Women should work fewer hours than men to avoid burnout, study suggests

A new research suggested that women should work fewer hours in order to avoid burnout.Pixabay/StartupStockPhotos

Researchers from the Australian National University (ANU) have suggested that women should work fewer hours than men because they often have to take care of domestic duties.

The study, led by Dr. Huong Dinh, recommended a 34-hour-week limit for women compared to 47 hours per week for men because women spend more time on domestic responsibilities compared to men.

Dinh warned that the extra responsibilities for women could take a toll on their mental health.

"Long work hours erode [people's] mental and physical health, because it leaves less time to eat well and look after themselves properly," Dinh said, as reported by The Sun.

"Given the extra demands placed on women, it's impossible for women to work [the] long hours often expected by employers unless they compromise their health," he added.

Professor Lyndall Strazdins, a co-researcher at the ANU, has expressed concern about how longer working hours for women can affect their mental health.

"If we encourage women to try to attain those work hours, we're basically confronting them with a trade off between their health and gender equality," Strazdins said, as reported by Daily Mail.

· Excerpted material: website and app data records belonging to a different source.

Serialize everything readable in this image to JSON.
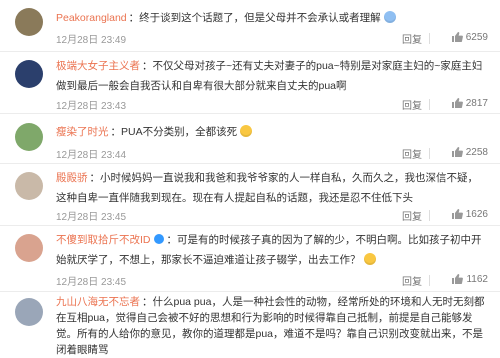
{
  "comments": [
    {
      "user": "Peakorangland",
      "sep": "：",
      "text": "终于谈到这个话题了，但是父母并不会承认或者理解",
      "time": "12月28日 23:49",
      "reply": "回复",
      "likes": "6259",
      "avatar_color": "#8a7a5a"
    },
    {
      "user": "极端大女子主义者",
      "sep": "：",
      "text": "不仅父母对孩子~还有丈夫对妻子的pua~特别是对家庭主妇的~家庭主妇做到最后一般会自我否认和自卑有很大部分就来自丈夫的pua啊",
      "time": "12月28日 23:43",
      "reply": "回复",
      "likes": "2817",
      "avatar_color": "#2b3f6c"
    },
    {
      "user": "瘦染了时光",
      "sep": "：",
      "text": "PUA不分类别，全都该死",
      "time": "12月28日 23:44",
      "reply": "回复",
      "likes": "2258",
      "avatar_color": "#7fa86a"
    },
    {
      "user": "殿殿骄",
      "sep": "：",
      "text": "小时候妈妈一直说我和我爸和我爷爷家的人一样自私，久而久之，我也深信不疑，这种自卑一直伴随我到现在。现在有人提起自私的话题，我还是忍不住低下头",
      "time": "12月28日 23:45",
      "reply": "回复",
      "likes": "1626",
      "avatar_color": "#c9b9a8"
    },
    {
      "user": "不傻到取拾斤不改ID",
      "sep": "：",
      "text": "可是有的时候孩子真的因为了解的少，不明白啊。比如孩子初中开始就厌学了，不想上，那家长不逼迫难道让孩子辍学，出去工作？",
      "time": "12月28日 23:45",
      "reply": "回复",
      "likes": "1162",
      "avatar_color": "#d9a38f"
    },
    {
      "user": "九山八海无不忘者",
      "sep": "：",
      "text": "什么pua pua，人是一种社会性的动物，经常所处的环境和人无时无刻都在互相pua，觉得自己会被不好的思想和行为影响的时候得靠自己抵制，前提是自己能够发觉。所有的人给你的意见，教你的道理都是pua，难道不是吗？靠自己识别改变就出来，不是闭着眼睛骂",
      "time": "",
      "reply": "",
      "likes": "",
      "avatar_color": "#9aa6b8"
    }
  ]
}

Strazdins suggested that women should be rewarded fairly for working 38 hours or more each week.

"It's going to be a slow and difficult process because it is a major social change," he said, according to Daily Mail.

The research, which was published in Social Science & Medicine, was based on data from the Household, Income and Labour Dynamics in Australia (HILDA) Survey, according to a news release in February.

The survey involving 8,000 Australian participants showed that 66 percent of full-time employees work more than 40 hours a week on their job.

Statistics released by the Organisation for Economic Co-operation and Development (OECD) showed that women spend an average of 4.5 hours every day doing domestic chores, such as cooking and cleaning, while men only spend half that time.

The researchers at ANU suggested that work should be limited to 39 hours per week instead of 48 hours to avoid health risks.

Vice News reported that working more than 39 hours a week had increased the risk of developing mental health problems such as anxiety and depression. Australia reportedly spends AU$8 billion each year to treat mental health problems in women, while losing AU$11 billion each year in lost productivity.

Strazdins contended that Australians need to discard the assumption that doing a good job means working longer hours.